Street harassment usually includes unwanted gestures such as wolf-whistling, comments and even physical contact.

Jamie backed the Park Light campaign for better lighting in Sheffield. “I think any time you can shine a light on a space, especially places that might be known for being dodgy that’s got to help.

“By doing that and by pointing at it and making it really obvious it does stop that from being a hotbed of activity”

Dr Michaela Rogers, Senior Lecturer in Social Work at the University of Sheffield tells us her story and how this is a problem that affects many generations.

“My daughter is just fourteen, about a month ago she experienced a young male harassing her in the street. She arrived home from school in floods of tears.

“It brought back memories from my own experience of being harassed in the streets. I was running through a park and I was followed by a man in a van, flashing his lights at me.

“It was pretty scary. This was like in 2000/2002 and then almost twenty years later my daughter is experiencing similar harassment… It makes you angry. Makes you really upset that your child cannot walk home from school without experiencing some form of harassment.”

Recent ONS crime statistics for South Yorkshire show that there has been a rise of 14 per cent in stalking and harassment.

Park Light is a Sheffield-wide campaign that has been launched to petition for increasing lighting in the streets and green spaces.

“Street lighting is important because as someone who has experienced stress harassment in the evening, it does make you feel a little bit safer. You don’t feel so exposed and vulnerable if you are in a bright space,” Professor Rogers said.

“I’m not saying that it might stop something from happening, but if something did happen and someone was passing by, they might spot it.”

She added: “If our neighbours and people in our communities recognise street harassment as the invisible crime that it is and encourage [everyone] to take by-stander intervention… it may be just to go over to the person who is on the receiving end and offer a word of comfort and support and be with them until they are in a safe space. That is something we could all do quite easily.”

FORTY YEARS OF PROTEST

Women’s safety on the street is not a new conversation. But it is still, sadly, relevant.

Back in 1977 Reclaim The Night marches took place in Leeds, York, Bristol, Manchester, Newcastle, Brighton and London.

They were called by the Leeds Revolutionary Feminist Group, who were inspired by news of co-ordinated women-only ‘Take Back The Night’ marches against sexual harassment, held across towns and cities in West Germany.

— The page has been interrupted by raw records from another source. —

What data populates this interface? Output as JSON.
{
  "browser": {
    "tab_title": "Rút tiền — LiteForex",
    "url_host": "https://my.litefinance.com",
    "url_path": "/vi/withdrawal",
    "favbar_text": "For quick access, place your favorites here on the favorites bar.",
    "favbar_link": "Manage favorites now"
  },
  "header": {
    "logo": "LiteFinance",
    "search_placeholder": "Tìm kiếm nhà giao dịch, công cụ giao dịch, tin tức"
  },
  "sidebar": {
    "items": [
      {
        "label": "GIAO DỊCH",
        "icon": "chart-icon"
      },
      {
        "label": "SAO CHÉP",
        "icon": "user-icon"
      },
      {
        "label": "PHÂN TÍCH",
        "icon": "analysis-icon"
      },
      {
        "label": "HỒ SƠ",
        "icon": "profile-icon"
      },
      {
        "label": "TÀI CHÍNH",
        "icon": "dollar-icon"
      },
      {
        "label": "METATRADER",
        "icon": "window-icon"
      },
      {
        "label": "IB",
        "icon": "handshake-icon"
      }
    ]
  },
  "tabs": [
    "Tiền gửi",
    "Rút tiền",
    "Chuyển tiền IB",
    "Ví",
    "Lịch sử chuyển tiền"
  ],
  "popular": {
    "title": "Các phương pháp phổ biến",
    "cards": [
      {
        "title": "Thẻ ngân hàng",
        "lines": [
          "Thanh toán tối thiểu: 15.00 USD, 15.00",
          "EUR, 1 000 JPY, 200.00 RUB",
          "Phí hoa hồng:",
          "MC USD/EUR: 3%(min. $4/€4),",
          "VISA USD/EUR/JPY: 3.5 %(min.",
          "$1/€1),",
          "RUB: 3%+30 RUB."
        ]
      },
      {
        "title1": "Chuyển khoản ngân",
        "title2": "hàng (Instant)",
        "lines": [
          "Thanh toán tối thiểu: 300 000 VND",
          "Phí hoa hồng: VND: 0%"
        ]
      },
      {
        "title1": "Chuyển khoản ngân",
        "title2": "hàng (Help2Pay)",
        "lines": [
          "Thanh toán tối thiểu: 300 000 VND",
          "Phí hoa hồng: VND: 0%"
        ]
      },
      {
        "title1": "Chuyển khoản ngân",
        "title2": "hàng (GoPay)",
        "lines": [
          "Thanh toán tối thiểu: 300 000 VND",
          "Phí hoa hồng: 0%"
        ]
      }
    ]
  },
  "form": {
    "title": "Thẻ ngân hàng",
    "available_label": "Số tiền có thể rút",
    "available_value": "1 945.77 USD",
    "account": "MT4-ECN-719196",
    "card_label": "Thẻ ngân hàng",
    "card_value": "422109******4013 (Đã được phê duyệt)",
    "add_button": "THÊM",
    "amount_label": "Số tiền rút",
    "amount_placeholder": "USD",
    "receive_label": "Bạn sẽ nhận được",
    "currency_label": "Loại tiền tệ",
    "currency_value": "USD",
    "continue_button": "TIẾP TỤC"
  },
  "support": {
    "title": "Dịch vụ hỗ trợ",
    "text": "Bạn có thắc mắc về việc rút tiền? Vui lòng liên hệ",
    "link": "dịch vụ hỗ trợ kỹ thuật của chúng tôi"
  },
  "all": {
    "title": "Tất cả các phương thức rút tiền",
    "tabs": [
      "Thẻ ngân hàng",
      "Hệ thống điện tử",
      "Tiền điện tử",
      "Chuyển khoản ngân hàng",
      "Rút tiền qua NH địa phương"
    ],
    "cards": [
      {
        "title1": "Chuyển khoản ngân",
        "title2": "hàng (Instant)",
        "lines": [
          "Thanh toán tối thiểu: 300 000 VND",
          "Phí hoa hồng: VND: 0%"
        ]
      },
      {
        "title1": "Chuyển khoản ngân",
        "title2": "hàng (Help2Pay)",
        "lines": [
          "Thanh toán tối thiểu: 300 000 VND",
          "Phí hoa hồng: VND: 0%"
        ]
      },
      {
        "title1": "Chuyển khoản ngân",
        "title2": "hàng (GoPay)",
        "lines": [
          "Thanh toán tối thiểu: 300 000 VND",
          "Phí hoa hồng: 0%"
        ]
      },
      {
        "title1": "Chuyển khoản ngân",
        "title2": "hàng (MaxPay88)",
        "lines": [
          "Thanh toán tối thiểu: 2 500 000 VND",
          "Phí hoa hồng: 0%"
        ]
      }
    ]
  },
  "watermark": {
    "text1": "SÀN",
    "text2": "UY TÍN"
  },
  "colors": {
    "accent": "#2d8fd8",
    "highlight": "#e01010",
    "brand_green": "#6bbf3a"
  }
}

Inspired by the news from Germany, women in Leeds formed a Reclaim The Night group to take collective action against rape and male sexual violence against women in direct response to the serial murders by Peter Sutcliffe, dubbed the ‘Yorkshire Ripper’, who sexually attacked and murdered thirteen women across the county between 1975 and 1980.

The Leeds Revolutionary Feminist group called for women to march in cities across the UK on the night of November 12, 1977 against rape and for a woman’s right to walk without fear at night.

There is a suggestion that attitudes are beginning to change. Reclaim These Street’s Jamie Klingler, 42, adds: “One of the things that really changed in our march was that this became a discussion between husbands and wives, between dads and daughters. It became okay to say, ‘this happens to me all the time’”

“We do not have the liberty to be mindful in public. We have to worry about ‘Is someone going to touch me in a way that I don’t permit? Is someone going to break my rules of consent?’

“Imagine if all the time that I spent worrying about my own safety and my friends’ safety, if that time could just be spent on being mindful, on looking at my dog and hanging out and sleeping in a park, on having my shoulders down, and actually being relaxed.

Dr Rogers shares the same opinion: “These sorts of campaigns are really important in raising this issue because there is a significant proportion of our population who will not understand what street harassment is. They will not understand the amount of street harassment that goes on every single day. They will not have that kind of knowledge because they have not experienced it.”